6.3: Academic learning time
6.4: Routines in PE lessons
6.5: Teacher positioning
6.6: Organisation of your working space
6.7: Organisation of pupils and equipment
6.8: Managing behaviour
7.1: What messages are PE teachers sending?
7.2: Positive and negative verbal communication
7.3: An effective PE teacher
7.4: Learning pupils' names
7.5: Effective self presentation
7.6: Your habits and mannerisms
7.7: The PE spaces
7.8: Purposefulness of a lesson
7.9: Lesson climate
7.10: Motivating pupils
7.11: Use of praise
7.12: Enhancing self-esteem in your pupils
8.1 health and safety policy statements of the school and PE department
		
8.2: Risk assessment
8.3: Risk assessment of a PE lesson
8.4: Reporting accidents
9.1: Observation of teachers' individual styles
	9.2: Observation of aspects of teaching that facilitate learning
9.3: Selecting elements of teaching to achieve learning outcomes
9.4: Key stage 3 national strategy and teaching strategies for PE

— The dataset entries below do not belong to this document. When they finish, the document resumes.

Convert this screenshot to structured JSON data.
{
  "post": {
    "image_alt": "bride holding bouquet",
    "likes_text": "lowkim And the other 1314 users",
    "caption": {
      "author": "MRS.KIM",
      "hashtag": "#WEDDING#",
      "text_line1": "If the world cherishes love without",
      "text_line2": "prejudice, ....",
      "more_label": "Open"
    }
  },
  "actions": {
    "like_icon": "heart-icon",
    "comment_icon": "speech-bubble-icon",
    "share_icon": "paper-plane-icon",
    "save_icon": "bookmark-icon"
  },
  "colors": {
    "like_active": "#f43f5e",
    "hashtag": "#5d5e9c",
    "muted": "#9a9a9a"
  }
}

9.5: Matching feedback to learning outcomes
9.6: Giving feedback in lessons that matches intended learning outcomes
9.7: Matching other aspects of teaching to learning outcomes

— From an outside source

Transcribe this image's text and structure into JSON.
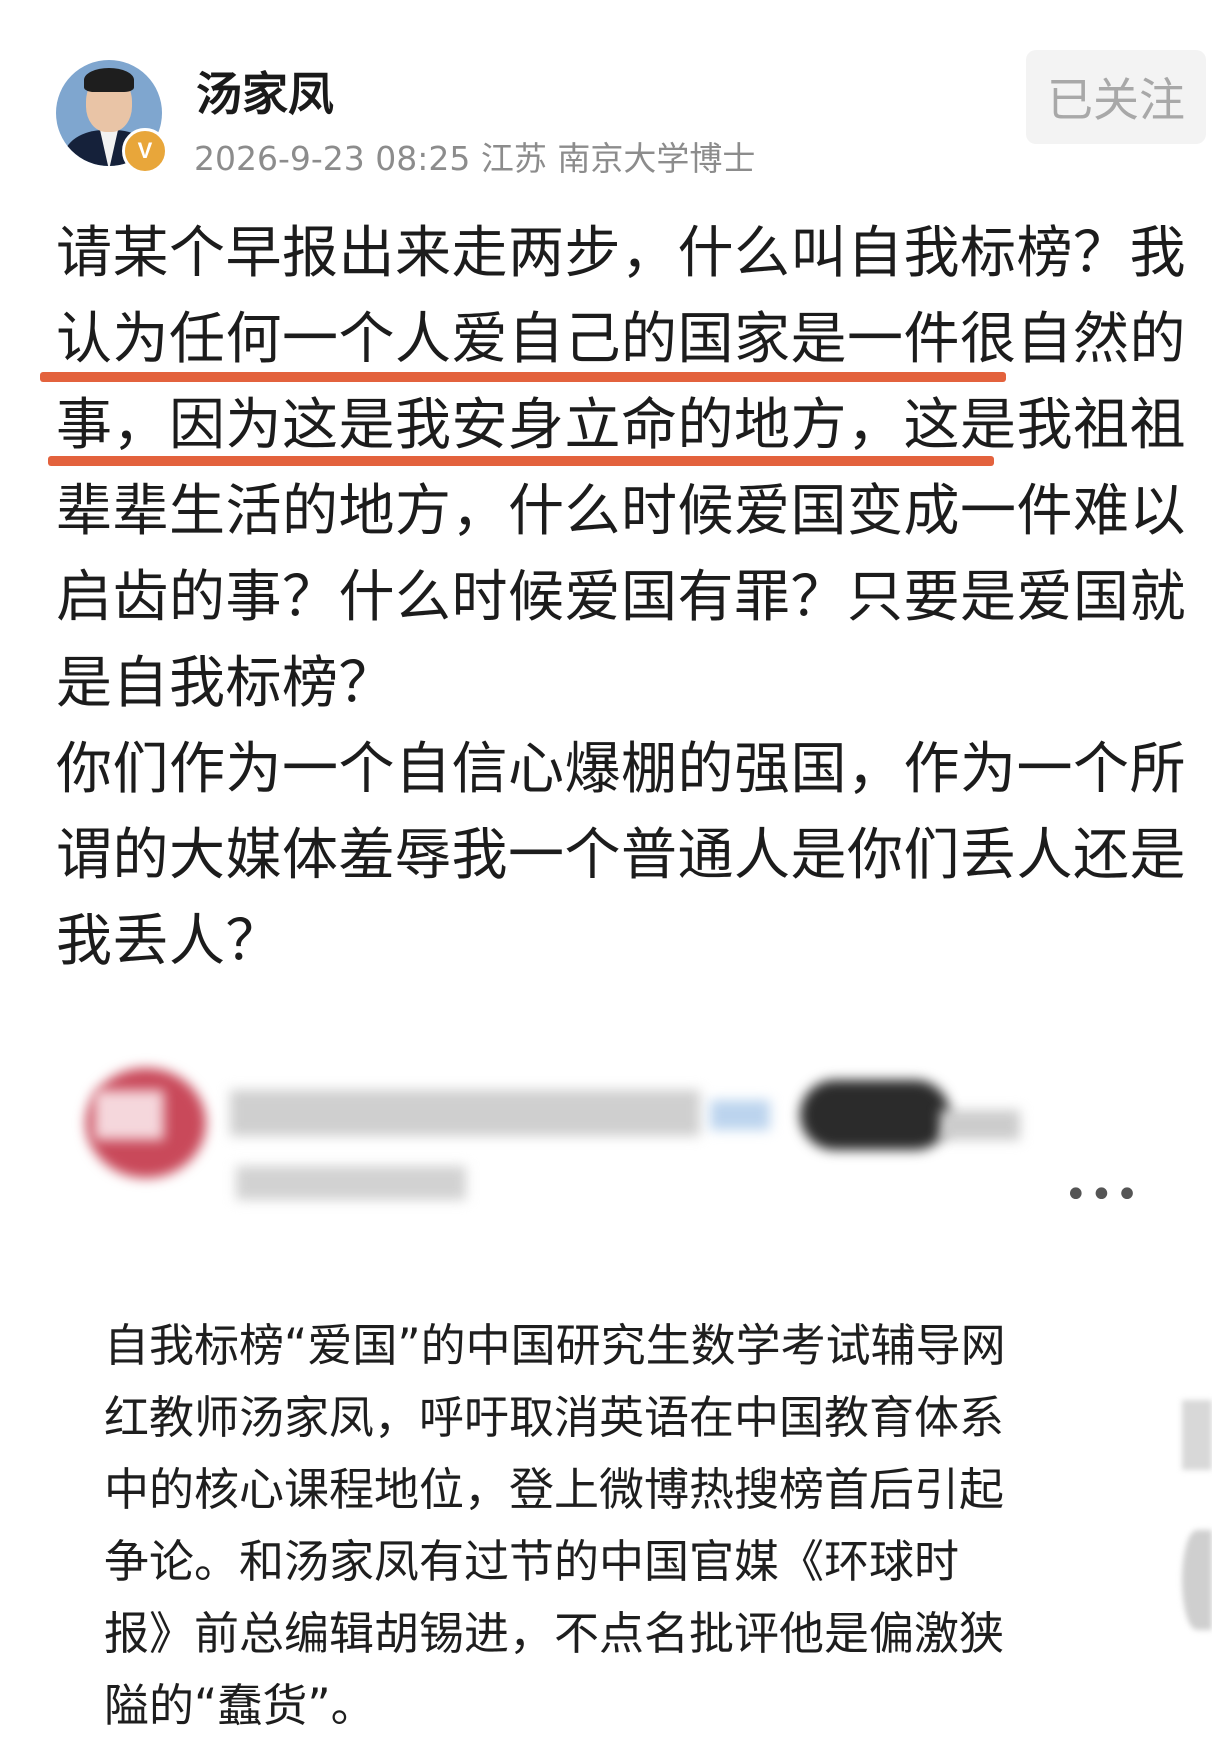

10.1: Reviewing the philosophy of inclusion
10.2: Strategies for inclusion
10.3: Developing your own inclusive PE framework
11.1: identifying criteria for assessment

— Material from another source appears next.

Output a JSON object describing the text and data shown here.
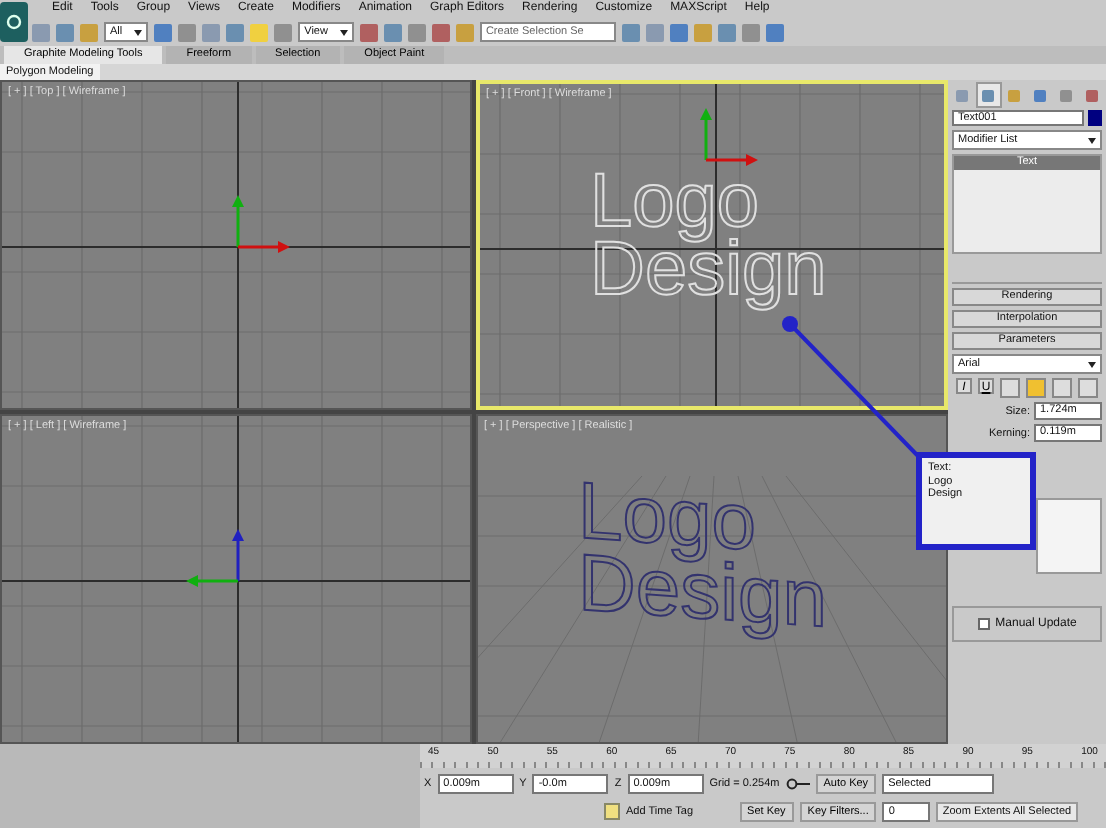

11.2: matching assessment to learning outcomes
11.3: Points for assessment
11.4: observing assessment in action
11.5: principles of good assessment
12.1: An investigation into 14-19 accredited qualifications and the national qualifications 
framework
12.2: Observation of class based lessons
12.3: Opportunities through accredited qualifications in PE
12. 4: Possible changes to the qualifications framework
13.1: An observation schedule for looking at the purpose of tasks set by the teacher
13.2: Developing an observation schedule
13.3: Analysing a teaching episode using video
13.4: An action research project
14.1: Using ICT in your lessons
14.2: Using ICT in your teaching
14.3: Using ICT to support assessment, recording and reporting
14.4: Using ICT to include non-participants in lessons
14.5: Audit of ICT resources
14.6: Using ICT to support administration in PE
14.7: ICT resources to support administration
14.8: Future developments of ICT
15.1: How cross-curricular elements are incorporated into the PE curriculum
15.2: Promoting desirable spiritual, moral, social, cultural and citizenship behaviour in PE
15.3: using the TPSR model in teaching PE
15.4: promoting health related aspects of the curriculum
15.5: introducing key skills
15.6: Principal influences on the PE curriculum
15.7: Extra-curricular activities in your school experience school
15.8: Pupils' participation in extra-curricular activities
15.9: Role and focus of extra-curricular activities
16.1: From school to community
16.2: Influence of national organisations on school and community developments
16.3: Documents related to PE and school sport
16.4: Issues about becoming a sports college
16.5: Evidence of the success of sports colleges
16.6 Partnerships in physical education and school sport
16.7: Location of sports colleges/school sport coordinator partnerships
16.8: School sport coordinator partnerships
16.9: Criteria for Sportsmark and Activemark
16.10: Raising the profile of the benefits of PE and sport in a school
16.11: Encouraging pupils to join sports clubs
16.12: The first year of a school sport coordinator programme
16.13: Managing a school sport coordinator partnership
17.1: checking your understanding of progression through the levels
17.2: Developing pupils observation skills
17.3: Progression form one level to the next in assessment in the NCPE
17.4: Integration of strands
18.1: Your PDP
18.2: Assessing your subject knowledge for teaching PE
18.3: Your preferred learning style
18.4: Engaging in peer teaching
18.5: Mock interviews




Library of Congress Subject Headings for this publication: Physical education and training Study and teaching (Secondary) Great Britain, Physical education teachers Training of Great Britain